EXERCISE MATERIALS:
[Start of section]
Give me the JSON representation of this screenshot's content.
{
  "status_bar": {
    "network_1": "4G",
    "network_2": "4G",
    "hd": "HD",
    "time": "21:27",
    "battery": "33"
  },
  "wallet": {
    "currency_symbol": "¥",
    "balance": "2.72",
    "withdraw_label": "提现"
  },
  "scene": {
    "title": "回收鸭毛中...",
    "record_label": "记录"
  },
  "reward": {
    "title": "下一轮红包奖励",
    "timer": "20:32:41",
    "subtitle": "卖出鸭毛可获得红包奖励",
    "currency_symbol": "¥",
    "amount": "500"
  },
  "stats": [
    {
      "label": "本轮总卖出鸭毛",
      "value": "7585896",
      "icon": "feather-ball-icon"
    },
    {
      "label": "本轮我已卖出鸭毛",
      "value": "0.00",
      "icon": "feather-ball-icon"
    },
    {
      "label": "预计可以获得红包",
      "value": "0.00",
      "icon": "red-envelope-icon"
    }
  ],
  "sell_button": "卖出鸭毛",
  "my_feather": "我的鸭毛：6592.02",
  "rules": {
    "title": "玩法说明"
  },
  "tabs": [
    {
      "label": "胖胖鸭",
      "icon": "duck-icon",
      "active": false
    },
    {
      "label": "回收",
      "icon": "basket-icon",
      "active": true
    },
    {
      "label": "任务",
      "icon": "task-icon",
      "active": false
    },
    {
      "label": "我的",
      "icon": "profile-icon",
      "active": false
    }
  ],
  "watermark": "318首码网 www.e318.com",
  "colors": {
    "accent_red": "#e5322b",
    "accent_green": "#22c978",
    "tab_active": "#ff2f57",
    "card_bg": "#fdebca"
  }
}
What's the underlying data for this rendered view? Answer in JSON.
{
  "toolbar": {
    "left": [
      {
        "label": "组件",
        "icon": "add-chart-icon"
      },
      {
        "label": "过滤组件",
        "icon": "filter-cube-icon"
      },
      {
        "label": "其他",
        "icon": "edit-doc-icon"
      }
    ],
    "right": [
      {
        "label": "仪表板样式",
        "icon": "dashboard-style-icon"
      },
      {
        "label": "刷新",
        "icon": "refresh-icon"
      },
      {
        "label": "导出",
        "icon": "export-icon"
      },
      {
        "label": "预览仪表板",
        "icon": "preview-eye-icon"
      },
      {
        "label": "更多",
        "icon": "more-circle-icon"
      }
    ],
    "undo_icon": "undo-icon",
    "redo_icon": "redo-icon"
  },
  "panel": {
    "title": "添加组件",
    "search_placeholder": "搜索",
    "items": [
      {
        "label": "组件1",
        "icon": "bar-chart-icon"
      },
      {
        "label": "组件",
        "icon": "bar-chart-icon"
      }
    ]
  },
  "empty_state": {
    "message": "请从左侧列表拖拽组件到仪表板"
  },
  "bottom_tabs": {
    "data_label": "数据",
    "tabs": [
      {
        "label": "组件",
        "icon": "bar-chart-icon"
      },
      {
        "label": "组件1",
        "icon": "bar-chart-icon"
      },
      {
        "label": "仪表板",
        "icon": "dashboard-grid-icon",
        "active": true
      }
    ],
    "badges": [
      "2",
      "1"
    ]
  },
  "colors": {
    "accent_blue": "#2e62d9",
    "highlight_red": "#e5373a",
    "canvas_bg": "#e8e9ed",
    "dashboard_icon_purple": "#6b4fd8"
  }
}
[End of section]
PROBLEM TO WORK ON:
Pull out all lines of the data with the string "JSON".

RESPONSE AREA:
Give me the JSON representation of this screenshot's content.
What's the underlying data for this rendered view? Answer in JSON.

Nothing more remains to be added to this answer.